• Exercise brief
Your reply should be only the number of lines in the records that contain the word "legend".

[[ Records shown, beginning ]]

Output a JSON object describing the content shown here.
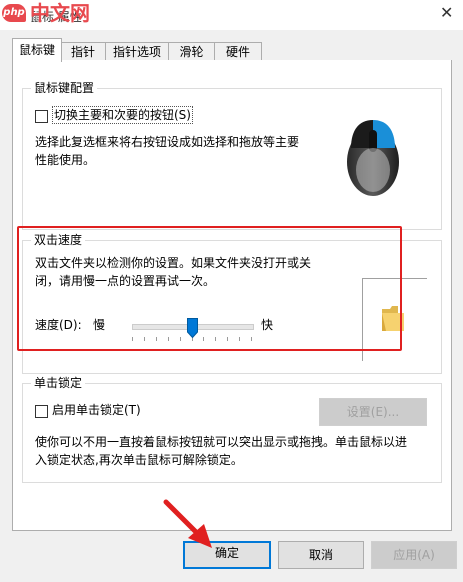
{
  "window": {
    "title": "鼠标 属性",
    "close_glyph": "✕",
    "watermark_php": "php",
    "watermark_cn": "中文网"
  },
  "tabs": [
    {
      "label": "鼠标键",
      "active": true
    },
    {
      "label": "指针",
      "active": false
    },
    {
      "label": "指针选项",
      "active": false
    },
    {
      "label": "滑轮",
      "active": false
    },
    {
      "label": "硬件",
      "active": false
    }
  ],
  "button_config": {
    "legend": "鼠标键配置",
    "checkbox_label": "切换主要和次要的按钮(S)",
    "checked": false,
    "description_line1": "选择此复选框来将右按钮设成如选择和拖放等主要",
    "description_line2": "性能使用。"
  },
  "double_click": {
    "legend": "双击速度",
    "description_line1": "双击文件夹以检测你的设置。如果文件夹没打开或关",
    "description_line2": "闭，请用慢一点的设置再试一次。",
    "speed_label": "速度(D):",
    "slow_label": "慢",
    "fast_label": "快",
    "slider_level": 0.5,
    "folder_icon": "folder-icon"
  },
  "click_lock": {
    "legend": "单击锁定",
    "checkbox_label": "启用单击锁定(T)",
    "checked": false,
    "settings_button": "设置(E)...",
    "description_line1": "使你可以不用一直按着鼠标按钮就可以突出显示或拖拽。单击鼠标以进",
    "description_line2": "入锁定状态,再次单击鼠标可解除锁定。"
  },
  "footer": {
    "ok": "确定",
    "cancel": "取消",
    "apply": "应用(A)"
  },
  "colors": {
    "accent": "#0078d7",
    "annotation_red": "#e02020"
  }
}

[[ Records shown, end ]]

• Response
3